* PROVIDED RECORDS *
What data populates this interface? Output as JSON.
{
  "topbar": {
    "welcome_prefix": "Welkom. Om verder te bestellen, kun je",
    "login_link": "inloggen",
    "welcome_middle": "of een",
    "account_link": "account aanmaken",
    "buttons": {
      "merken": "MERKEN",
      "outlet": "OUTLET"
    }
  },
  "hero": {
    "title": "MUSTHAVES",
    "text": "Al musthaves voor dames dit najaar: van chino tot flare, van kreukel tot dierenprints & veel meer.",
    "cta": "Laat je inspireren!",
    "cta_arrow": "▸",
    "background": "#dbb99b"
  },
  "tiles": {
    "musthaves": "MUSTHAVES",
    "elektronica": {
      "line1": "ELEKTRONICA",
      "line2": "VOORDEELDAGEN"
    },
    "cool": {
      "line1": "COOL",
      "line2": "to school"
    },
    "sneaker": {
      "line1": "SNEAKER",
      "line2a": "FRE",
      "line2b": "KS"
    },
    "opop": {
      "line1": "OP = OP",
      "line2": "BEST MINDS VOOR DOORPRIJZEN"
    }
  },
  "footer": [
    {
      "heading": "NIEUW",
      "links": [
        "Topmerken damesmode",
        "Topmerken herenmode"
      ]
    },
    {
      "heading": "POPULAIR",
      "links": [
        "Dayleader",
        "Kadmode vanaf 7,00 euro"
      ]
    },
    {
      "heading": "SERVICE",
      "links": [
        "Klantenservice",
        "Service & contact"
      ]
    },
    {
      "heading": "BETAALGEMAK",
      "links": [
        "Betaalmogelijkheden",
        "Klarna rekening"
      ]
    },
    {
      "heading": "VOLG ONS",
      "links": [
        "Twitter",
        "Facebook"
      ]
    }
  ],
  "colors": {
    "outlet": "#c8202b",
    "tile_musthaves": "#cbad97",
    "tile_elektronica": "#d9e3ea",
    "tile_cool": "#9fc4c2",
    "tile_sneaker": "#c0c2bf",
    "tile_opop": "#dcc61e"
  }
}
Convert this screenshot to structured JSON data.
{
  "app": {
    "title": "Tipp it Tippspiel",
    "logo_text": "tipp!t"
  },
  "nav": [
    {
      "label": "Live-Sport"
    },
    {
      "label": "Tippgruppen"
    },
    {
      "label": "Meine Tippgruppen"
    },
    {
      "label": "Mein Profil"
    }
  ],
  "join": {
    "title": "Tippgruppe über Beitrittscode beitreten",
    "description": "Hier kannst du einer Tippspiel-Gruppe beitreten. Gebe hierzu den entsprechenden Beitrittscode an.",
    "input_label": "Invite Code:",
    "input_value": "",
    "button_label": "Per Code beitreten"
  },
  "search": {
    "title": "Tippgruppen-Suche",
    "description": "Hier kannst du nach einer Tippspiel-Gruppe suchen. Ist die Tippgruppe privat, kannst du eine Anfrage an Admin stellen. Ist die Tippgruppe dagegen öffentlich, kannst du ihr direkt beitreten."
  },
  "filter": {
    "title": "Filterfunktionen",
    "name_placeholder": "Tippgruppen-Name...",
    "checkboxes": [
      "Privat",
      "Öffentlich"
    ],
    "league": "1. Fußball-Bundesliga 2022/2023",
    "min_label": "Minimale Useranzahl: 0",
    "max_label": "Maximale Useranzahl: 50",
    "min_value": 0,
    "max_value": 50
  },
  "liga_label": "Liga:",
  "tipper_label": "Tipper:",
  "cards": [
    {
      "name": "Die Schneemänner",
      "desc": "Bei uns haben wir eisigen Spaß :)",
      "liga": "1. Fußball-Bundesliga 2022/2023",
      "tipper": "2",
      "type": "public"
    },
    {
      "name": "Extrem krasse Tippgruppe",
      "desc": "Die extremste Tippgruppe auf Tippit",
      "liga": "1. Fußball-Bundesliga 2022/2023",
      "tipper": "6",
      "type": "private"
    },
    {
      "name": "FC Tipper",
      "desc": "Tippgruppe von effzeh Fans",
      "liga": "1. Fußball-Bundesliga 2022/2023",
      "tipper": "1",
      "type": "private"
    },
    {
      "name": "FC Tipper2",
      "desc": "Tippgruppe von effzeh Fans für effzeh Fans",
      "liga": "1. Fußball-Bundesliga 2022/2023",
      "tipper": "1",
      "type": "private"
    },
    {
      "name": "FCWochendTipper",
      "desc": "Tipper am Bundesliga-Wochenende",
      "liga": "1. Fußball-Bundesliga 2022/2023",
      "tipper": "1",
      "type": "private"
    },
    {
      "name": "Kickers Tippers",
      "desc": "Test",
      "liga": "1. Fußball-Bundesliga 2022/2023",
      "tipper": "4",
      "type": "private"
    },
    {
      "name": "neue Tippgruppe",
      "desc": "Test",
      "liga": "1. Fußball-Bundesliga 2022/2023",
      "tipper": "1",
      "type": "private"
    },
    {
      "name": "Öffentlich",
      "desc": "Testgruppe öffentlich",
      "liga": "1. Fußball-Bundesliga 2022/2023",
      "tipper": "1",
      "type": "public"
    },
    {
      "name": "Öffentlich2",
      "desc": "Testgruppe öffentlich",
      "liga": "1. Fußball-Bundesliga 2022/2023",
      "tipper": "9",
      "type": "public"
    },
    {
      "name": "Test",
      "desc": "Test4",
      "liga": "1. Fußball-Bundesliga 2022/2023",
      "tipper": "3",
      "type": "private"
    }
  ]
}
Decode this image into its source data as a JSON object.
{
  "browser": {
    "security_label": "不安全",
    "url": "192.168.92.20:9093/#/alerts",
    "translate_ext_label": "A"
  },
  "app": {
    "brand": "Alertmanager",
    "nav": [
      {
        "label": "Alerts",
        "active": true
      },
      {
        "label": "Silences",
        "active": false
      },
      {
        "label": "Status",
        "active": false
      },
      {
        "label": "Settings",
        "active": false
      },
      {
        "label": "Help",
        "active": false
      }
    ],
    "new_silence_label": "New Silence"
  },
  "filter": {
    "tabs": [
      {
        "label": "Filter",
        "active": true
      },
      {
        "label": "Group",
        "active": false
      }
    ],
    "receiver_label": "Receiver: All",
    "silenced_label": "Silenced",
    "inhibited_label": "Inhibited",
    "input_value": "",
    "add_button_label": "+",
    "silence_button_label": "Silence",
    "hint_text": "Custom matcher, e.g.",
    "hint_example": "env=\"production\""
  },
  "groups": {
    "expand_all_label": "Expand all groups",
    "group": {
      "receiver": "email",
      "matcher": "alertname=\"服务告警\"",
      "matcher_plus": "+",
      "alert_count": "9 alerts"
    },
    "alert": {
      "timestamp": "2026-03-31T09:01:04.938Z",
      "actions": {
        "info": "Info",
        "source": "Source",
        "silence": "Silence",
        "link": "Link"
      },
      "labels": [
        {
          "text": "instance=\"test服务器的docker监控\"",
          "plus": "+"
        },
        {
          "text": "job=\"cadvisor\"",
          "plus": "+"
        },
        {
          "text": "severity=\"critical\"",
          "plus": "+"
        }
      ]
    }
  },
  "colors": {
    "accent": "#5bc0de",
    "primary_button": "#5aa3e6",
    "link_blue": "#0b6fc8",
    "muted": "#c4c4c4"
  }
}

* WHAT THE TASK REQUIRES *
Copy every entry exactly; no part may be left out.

* SOLVED PROBLEM *
What data populates this interface? Output as JSON.
{
  "topbar": {
    "welcome_prefix": "Welkom. Om verder te bestellen, kun je",
    "login_link": "inloggen",
    "welcome_middle": "of een",
    "account_link": "account aanmaken",
    "buttons": {
      "merken": "MERKEN",
      "outlet": "OUTLET"
    }
  },
  "hero": {
    "title": "MUSTHAVES",
    "text": "Al musthaves voor dames dit najaar: van chino tot flare, van kreukel tot dierenprints & veel meer.",
    "cta": "Laat je inspireren!",
    "cta_arrow": "▸",
    "background": "#dbb99b"
  },
  "tiles": {
    "musthaves": "MUSTHAVES",
    "elektronica": {
      "line1": "ELEKTRONICA",
      "line2": "VOORDEELDAGEN"
    },
    "cool": {
      "line1": "COOL",
      "line2": "to school"
    },
    "sneaker": {
      "line1": "SNEAKER",
      "line2a": "FRE",
      "line2b": "KS"
    },
    "opop": {
      "line1": "OP = OP",
      "line2": "BEST MINDS VOOR DOORPRIJZEN"
    }
  },
  "footer": [
    {
      "heading": "NIEUW",
      "links": [
        "Topmerken damesmode",
        "Topmerken herenmode"
      ]
    },
    {
      "heading": "POPULAIR",
      "links": [
        "Dayleader",
        "Kadmode vanaf 7,00 euro"
      ]
    },
    {
      "heading": "SERVICE",
      "links": [
        "Klantenservice",
        "Service & contact"
      ]
    },
    {
      "heading": "BETAALGEMAK",
      "links": [
        "Betaalmogelijkheden",
        "Klarna rekening"
      ]
    },
    {
      "heading": "VOLG ONS",
      "links": [
        "Twitter",
        "Facebook"
      ]
    }
  ],
  "colors": {
    "outlet": "#c8202b",
    "tile_musthaves": "#cbad97",
    "tile_elektronica": "#d9e3ea",
    "tile_cool": "#9fc4c2",
    "tile_sneaker": "#c0c2bf",
    "tile_opop": "#dcc61e"
  }
}
Convert this screenshot to structured JSON data.
{
  "app": {
    "title": "Tipp it Tippspiel",
    "logo_text": "tipp!t"
  },
  "nav": [
    {
      "label": "Live-Sport"
    },
    {
      "label": "Tippgruppen"
    },
    {
      "label": "Meine Tippgruppen"
    },
    {
      "label": "Mein Profil"
    }
  ],
  "join": {
    "title": "Tippgruppe über Beitrittscode beitreten",
    "description": "Hier kannst du einer Tippspiel-Gruppe beitreten. Gebe hierzu den entsprechenden Beitrittscode an.",
    "input_label": "Invite Code:",
    "input_value": "",
    "button_label": "Per Code beitreten"
  },
  "search": {
    "title": "Tippgruppen-Suche",
    "description": "Hier kannst du nach einer Tippspiel-Gruppe suchen. Ist die Tippgruppe privat, kannst du eine Anfrage an Admin stellen. Ist die Tippgruppe dagegen öffentlich, kannst du ihr direkt beitreten."
  },
  "filter": {
    "title": "Filterfunktionen",
    "name_placeholder": "Tippgruppen-Name...",
    "checkboxes": [
      "Privat",
      "Öffentlich"
    ],
    "league": "1. Fußball-Bundesliga 2022/2023",
    "min_label": "Minimale Useranzahl: 0",
    "max_label": "Maximale Useranzahl: 50",
    "min_value": 0,
    "max_value": 50
  },
  "liga_label": "Liga:",
  "tipper_label": "Tipper:",
  "cards": [
    {
      "name": "Die Schneemänner",
      "desc": "Bei uns haben wir eisigen Spaß :)",
      "liga": "1. Fußball-Bundesliga 2022/2023",
      "tipper": "2",
      "type": "public"
    },
    {
      "name": "Extrem krasse Tippgruppe",
      "desc": "Die extremste Tippgruppe auf Tippit",
      "liga": "1. Fußball-Bundesliga 2022/2023",
      "tipper": "6",
      "type": "private"
    },
    {
      "name": "FC Tipper",
      "desc": "Tippgruppe von effzeh Fans",
      "liga": "1. Fußball-Bundesliga 2022/2023",
      "tipper": "1",
      "type": "private"
    },
    {
      "name": "FC Tipper2",
      "desc": "Tippgruppe von effzeh Fans für effzeh Fans",
      "liga": "1. Fußball-Bundesliga 2022/2023",
      "tipper": "1",
      "type": "private"
    },
    {
      "name": "FCWochendTipper",
      "desc": "Tipper am Bundesliga-Wochenende",
      "liga": "1. Fußball-Bundesliga 2022/2023",
      "tipper": "1",
      "type": "private"
    },
    {
      "name": "Kickers Tippers",
      "desc": "Test",
      "liga": "1. Fußball-Bundesliga 2022/2023",
      "tipper": "4",
      "type": "private"
    },
    {
      "name": "neue Tippgruppe",
      "desc": "Test",
      "liga": "1. Fußball-Bundesliga 2022/2023",
      "tipper": "1",
      "type": "private"
    },
    {
      "name": "Öffentlich",
      "desc": "Testgruppe öffentlich",
      "liga": "1. Fußball-Bundesliga 2022/2023",
      "tipper": "1",
      "type": "public"
    },
    {
      "name": "Öffentlich2",
      "desc": "Testgruppe öffentlich",
      "liga": "1. Fußball-Bundesliga 2022/2023",
      "tipper": "9",
      "type": "public"
    },
    {
      "name": "Test",
      "desc": "Test4",
      "liga": "1. Fußball-Bundesliga 2022/2023",
      "tipper": "3",
      "type": "private"
    }
  ]
}
Decode this image into its source data as a JSON object.
{
  "browser": {
    "security_label": "不安全",
    "url": "192.168.92.20:9093/#/alerts",
    "translate_ext_label": "A"
  },
  "app": {
    "brand": "Alertmanager",
    "nav": [
      {
        "label": "Alerts",
        "active": true
      },
      {
        "label": "Silences",
        "active": false
      },
      {
        "label": "Status",
        "active": false
      },
      {
        "label": "Settings",
        "active": false
      },
      {
        "label": "Help",
        "active": false
      }
    ],
    "new_silence_label": "New Silence"
  },
  "filter": {
    "tabs": [
      {
        "label": "Filter",
        "active": true
      },
      {
        "label": "Group",
        "active": false
      }
    ],
    "receiver_label": "Receiver: All",
    "silenced_label": "Silenced",
    "inhibited_label": "Inhibited",
    "input_value": "",
    "add_button_label": "+",
    "silence_button_label": "Silence",
    "hint_text": "Custom matcher, e.g.",
    "hint_example": "env=\"production\""
  },
  "groups": {
    "expand_all_label": "Expand all groups",
    "group": {
      "receiver": "email",
      "matcher": "alertname=\"服务告警\"",
      "matcher_plus": "+",
      "alert_count": "9 alerts"
    },
    "alert": {
      "timestamp": "2026-03-31T09:01:04.938Z",
      "actions": {
        "info": "Info",
        "source": "Source",
        "silence": "Silence",
        "link": "Link"
      },
      "labels": [
        {
          "text": "instance=\"test服务器的docker监控\"",
          "plus": "+"
        },
        {
          "text": "job=\"cadvisor\"",
          "plus": "+"
        },
        {
          "text": "severity=\"critical\"",
          "plus": "+"
        }
      ]
    }
  },
  "colors": {
    "accent": "#5bc0de",
    "primary_button": "#5aa3e6",
    "link_blue": "#0b6fc8",
    "muted": "#c4c4c4"
  }
}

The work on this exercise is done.